# DESCRIPTION OF THE TASK
What you return should match the data below exactly, line for line.

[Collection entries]
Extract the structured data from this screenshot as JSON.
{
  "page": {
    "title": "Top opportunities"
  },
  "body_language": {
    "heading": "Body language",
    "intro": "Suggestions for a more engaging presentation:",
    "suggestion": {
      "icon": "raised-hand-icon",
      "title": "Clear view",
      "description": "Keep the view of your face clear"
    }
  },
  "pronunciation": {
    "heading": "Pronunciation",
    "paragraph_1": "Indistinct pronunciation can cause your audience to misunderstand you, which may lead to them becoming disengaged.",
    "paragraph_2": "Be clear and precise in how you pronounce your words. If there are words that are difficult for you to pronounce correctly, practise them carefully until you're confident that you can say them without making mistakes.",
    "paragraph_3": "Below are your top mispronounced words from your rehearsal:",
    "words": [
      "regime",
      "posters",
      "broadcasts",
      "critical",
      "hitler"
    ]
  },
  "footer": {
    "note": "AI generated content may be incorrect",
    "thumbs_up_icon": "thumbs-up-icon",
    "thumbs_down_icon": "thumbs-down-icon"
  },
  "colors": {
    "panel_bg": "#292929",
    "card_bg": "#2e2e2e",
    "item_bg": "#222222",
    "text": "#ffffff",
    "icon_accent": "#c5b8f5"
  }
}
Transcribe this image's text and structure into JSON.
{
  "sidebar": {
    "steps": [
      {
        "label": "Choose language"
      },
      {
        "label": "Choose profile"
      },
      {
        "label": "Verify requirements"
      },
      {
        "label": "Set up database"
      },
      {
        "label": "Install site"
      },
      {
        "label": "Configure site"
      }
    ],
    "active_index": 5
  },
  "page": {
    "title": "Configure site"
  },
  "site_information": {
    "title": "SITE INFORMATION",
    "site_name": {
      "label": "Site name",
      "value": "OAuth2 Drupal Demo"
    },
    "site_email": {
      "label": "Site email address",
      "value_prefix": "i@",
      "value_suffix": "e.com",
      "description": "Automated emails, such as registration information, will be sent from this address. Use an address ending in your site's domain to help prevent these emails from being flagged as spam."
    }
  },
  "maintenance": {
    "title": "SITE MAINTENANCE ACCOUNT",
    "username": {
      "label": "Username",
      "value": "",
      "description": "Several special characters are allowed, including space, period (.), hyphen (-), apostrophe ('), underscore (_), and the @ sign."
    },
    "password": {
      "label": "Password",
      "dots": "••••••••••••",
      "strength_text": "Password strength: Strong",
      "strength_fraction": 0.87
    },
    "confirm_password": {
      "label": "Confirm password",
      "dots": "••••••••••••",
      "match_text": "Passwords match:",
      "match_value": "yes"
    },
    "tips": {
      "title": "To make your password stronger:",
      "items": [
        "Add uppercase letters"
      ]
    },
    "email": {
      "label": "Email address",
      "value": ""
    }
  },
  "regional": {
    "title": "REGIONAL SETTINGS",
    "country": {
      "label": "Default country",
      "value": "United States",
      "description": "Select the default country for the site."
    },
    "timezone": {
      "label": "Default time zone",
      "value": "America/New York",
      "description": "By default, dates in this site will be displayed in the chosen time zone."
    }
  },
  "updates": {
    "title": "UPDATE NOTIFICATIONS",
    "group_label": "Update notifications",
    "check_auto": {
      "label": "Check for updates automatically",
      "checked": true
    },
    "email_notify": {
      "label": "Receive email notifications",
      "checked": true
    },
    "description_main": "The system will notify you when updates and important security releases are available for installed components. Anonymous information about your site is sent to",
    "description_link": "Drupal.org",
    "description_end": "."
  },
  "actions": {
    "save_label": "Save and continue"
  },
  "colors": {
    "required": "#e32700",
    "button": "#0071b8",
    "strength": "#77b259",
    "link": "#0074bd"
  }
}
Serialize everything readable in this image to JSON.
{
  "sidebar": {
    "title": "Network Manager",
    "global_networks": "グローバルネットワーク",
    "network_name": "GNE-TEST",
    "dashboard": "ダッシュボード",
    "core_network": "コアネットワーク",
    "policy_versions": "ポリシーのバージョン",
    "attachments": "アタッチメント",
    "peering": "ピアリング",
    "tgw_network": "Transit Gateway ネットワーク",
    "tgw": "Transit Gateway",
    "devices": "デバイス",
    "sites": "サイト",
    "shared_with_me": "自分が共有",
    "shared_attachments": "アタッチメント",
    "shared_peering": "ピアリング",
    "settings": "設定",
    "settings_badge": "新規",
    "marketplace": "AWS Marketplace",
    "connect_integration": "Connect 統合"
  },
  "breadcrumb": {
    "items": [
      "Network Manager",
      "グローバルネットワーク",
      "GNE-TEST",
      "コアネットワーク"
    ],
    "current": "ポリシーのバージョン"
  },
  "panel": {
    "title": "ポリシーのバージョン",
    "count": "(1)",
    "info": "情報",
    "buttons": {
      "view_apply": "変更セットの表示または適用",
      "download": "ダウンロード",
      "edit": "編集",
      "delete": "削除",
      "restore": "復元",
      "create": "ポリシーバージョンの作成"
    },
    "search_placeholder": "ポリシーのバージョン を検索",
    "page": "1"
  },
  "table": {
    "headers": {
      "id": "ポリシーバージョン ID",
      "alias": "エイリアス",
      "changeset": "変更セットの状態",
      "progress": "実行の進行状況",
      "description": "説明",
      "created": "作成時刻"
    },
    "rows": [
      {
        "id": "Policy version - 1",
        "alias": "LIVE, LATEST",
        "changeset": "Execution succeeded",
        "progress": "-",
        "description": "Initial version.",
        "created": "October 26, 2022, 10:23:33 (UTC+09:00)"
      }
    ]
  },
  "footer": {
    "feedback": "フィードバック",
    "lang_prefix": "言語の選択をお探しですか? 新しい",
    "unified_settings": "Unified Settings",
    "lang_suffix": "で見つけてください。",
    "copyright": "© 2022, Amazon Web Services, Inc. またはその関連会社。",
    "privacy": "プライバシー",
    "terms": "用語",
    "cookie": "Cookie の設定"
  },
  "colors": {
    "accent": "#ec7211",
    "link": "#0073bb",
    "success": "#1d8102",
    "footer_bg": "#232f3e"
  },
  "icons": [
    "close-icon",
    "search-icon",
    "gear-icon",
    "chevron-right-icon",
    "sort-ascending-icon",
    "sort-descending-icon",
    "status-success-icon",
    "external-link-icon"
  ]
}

# TASK RESPONSE
Extract the structured data from this screenshot as JSON.
{
  "page": {
    "title": "Top opportunities"
  },
  "body_language": {
    "heading": "Body language",
    "intro": "Suggestions for a more engaging presentation:",
    "suggestion": {
      "icon": "raised-hand-icon",
      "title": "Clear view",
      "description": "Keep the view of your face clear"
    }
  },
  "pronunciation": {
    "heading": "Pronunciation",
    "paragraph_1": "Indistinct pronunciation can cause your audience to misunderstand you, which may lead to them becoming disengaged.",
    "paragraph_2": "Be clear and precise in how you pronounce your words. If there are words that are difficult for you to pronounce correctly, practise them carefully until you're confident that you can say them without making mistakes.",
    "paragraph_3": "Below are your top mispronounced words from your rehearsal:",
    "words": [
      "regime",
      "posters",
      "broadcasts",
      "critical",
      "hitler"
    ]
  },
  "footer": {
    "note": "AI generated content may be incorrect",
    "thumbs_up_icon": "thumbs-up-icon",
    "thumbs_down_icon": "thumbs-down-icon"
  },
  "colors": {
    "panel_bg": "#292929",
    "card_bg": "#2e2e2e",
    "item_bg": "#222222",
    "text": "#ffffff",
    "icon_accent": "#c5b8f5"
  }
}
Transcribe this image's text and structure into JSON.
{
  "sidebar": {
    "steps": [
      {
        "label": "Choose language"
      },
      {
        "label": "Choose profile"
      },
      {
        "label": "Verify requirements"
      },
      {
        "label": "Set up database"
      },
      {
        "label": "Install site"
      },
      {
        "label": "Configure site"
      }
    ],
    "active_index": 5
  },
  "page": {
    "title": "Configure site"
  },
  "site_information": {
    "title": "SITE INFORMATION",
    "site_name": {
      "label": "Site name",
      "value": "OAuth2 Drupal Demo"
    },
    "site_email": {
      "label": "Site email address",
      "value_prefix": "i@",
      "value_suffix": "e.com",
      "description": "Automated emails, such as registration information, will be sent from this address. Use an address ending in your site's domain to help prevent these emails from being flagged as spam."
    }
  },
  "maintenance": {
    "title": "SITE MAINTENANCE ACCOUNT",
    "username": {
      "label": "Username",
      "value": "",
      "description": "Several special characters are allowed, including space, period (.), hyphen (-), apostrophe ('), underscore (_), and the @ sign."
    },
    "password": {
      "label": "Password",
      "dots": "••••••••••••",
      "strength_text": "Password strength: Strong",
      "strength_fraction": 0.87
    },
    "confirm_password": {
      "label": "Confirm password",
      "dots": "••••••••••••",
      "match_text": "Passwords match:",
      "match_value": "yes"
    },
    "tips": {
      "title": "To make your password stronger:",
      "items": [
        "Add uppercase letters"
      ]
    },
    "email": {
      "label": "Email address",
      "value": ""
    }
  },
  "regional": {
    "title": "REGIONAL SETTINGS",
    "country": {
      "label": "Default country",
      "value": "United States",
      "description": "Select the default country for the site."
    },
    "timezone": {
      "label": "Default time zone",
      "value": "America/New York",
      "description": "By default, dates in this site will be displayed in the chosen time zone."
    }
  },
  "updates": {
    "title": "UPDATE NOTIFICATIONS",
    "group_label": "Update notifications",
    "check_auto": {
      "label": "Check for updates automatically",
      "checked": true
    },
    "email_notify": {
      "label": "Receive email notifications",
      "checked": true
    },
    "description_main": "The system will notify you when updates and important security releases are available for installed components. Anonymous information about your site is sent to",
    "description_link": "Drupal.org",
    "description_end": "."
  },
  "actions": {
    "save_label": "Save and continue"
  },
  "colors": {
    "required": "#e32700",
    "button": "#0071b8",
    "strength": "#77b259",
    "link": "#0074bd"
  }
}
Serialize everything readable in this image to JSON.
{
  "sidebar": {
    "title": "Network Manager",
    "global_networks": "グローバルネットワーク",
    "network_name": "GNE-TEST",
    "dashboard": "ダッシュボード",
    "core_network": "コアネットワーク",
    "policy_versions": "ポリシーのバージョン",
    "attachments": "アタッチメント",
    "peering": "ピアリング",
    "tgw_network": "Transit Gateway ネットワーク",
    "tgw": "Transit Gateway",
    "devices": "デバイス",
    "sites": "サイト",
    "shared_with_me": "自分が共有",
    "shared_attachments": "アタッチメント",
    "shared_peering": "ピアリング",
    "settings": "設定",
    "settings_badge": "新規",
    "marketplace": "AWS Marketplace",
    "connect_integration": "Connect 統合"
  },
  "breadcrumb": {
    "items": [
      "Network Manager",
      "グローバルネットワーク",
      "GNE-TEST",
      "コアネットワーク"
    ],
    "current": "ポリシーのバージョン"
  },
  "panel": {
    "title": "ポリシーのバージョン",
    "count": "(1)",
    "info": "情報",
    "buttons": {
      "view_apply": "変更セットの表示または適用",
      "download": "ダウンロード",
      "edit": "編集",
      "delete": "削除",
      "restore": "復元",
      "create": "ポリシーバージョンの作成"
    },
    "search_placeholder": "ポリシーのバージョン を検索",
    "page": "1"
  },
  "table": {
    "headers": {
      "id": "ポリシーバージョン ID",
      "alias": "エイリアス",
      "changeset": "変更セットの状態",
      "progress": "実行の進行状況",
      "description": "説明",
      "created": "作成時刻"
    },
    "rows": [
      {
        "id": "Policy version - 1",
        "alias": "LIVE, LATEST",
        "changeset": "Execution succeeded",
        "progress": "-",
        "description": "Initial version.",
        "created": "October 26, 2022, 10:23:33 (UTC+09:00)"
      }
    ]
  },
  "footer": {
    "feedback": "フィードバック",
    "lang_prefix": "言語の選択をお探しですか? 新しい",
    "unified_settings": "Unified Settings",
    "lang_suffix": "で見つけてください。",
    "copyright": "© 2022, Amazon Web Services, Inc. またはその関連会社。",
    "privacy": "プライバシー",
    "terms": "用語",
    "cookie": "Cookie の設定"
  },
  "colors": {
    "accent": "#ec7211",
    "link": "#0073bb",
    "success": "#1d8102",
    "footer_bg": "#232f3e"
  },
  "icons": [
    "close-icon",
    "search-icon",
    "gear-icon",
    "chevron-right-icon",
    "sort-ascending-icon",
    "sort-descending-icon",
    "status-success-icon",
    "external-link-icon"
  ]
}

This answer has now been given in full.